Excerpts from an interface dataset:
* * *
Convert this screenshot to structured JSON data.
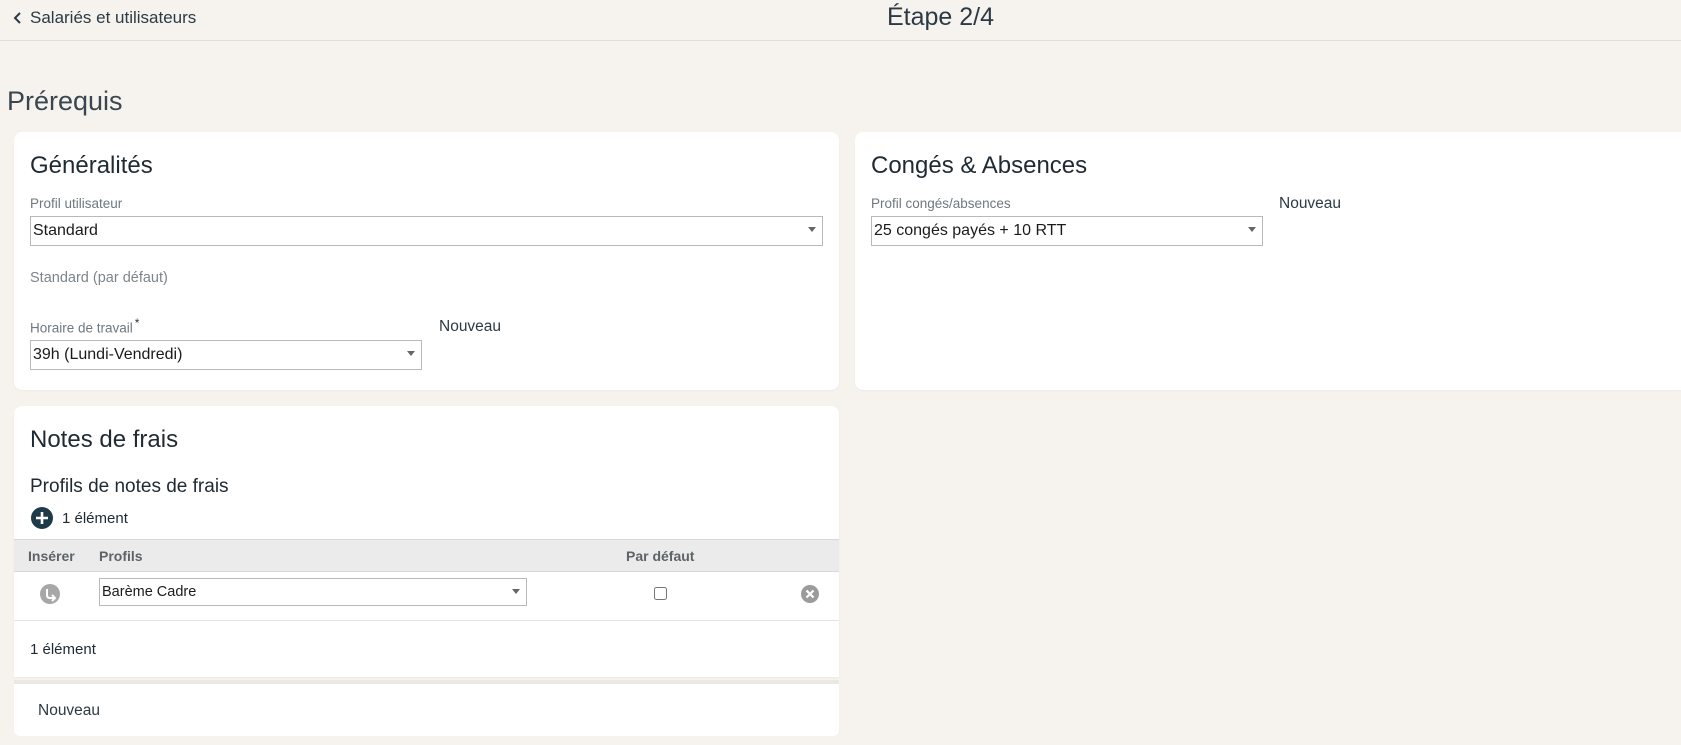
{
  "header": {
    "back_label": "Salariés et utilisateurs",
    "step": "Étape 2/4"
  },
  "page_title": "Prérequis",
  "generalites": {
    "title": "Généralités",
    "profile_label": "Profil utilisateur",
    "profile_value": "Standard",
    "profile_hint": "Standard (par défaut)",
    "schedule_label": "Horaire de travail",
    "required_mark": "*",
    "schedule_value": "39h (Lundi-Vendredi)",
    "schedule_new": "Nouveau"
  },
  "conges": {
    "title": "Congés & Absences",
    "profile_label": "Profil congés/absences",
    "profile_value": "25 congés payés + 10 RTT",
    "new_label": "Nouveau"
  },
  "notes": {
    "title": "Notes de frais",
    "subtitle": "Profils de notes de frais",
    "add_count": "1 élément",
    "columns": {
      "insert": "Insérer",
      "profiles": "Profils",
      "default": "Par défaut"
    },
    "rows": [
      {
        "profile": "Barème Cadre",
        "is_default": false
      }
    ],
    "footer_count": "1 élément",
    "new_label": "Nouveau"
  },
  "colors": {
    "background": "#f6f3ee",
    "card": "#ffffff",
    "accent_dark": "#1f3a48",
    "icon_gray": "#9b9b9b"
  }
}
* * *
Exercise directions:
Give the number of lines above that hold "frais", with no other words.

Result of this exercise:
2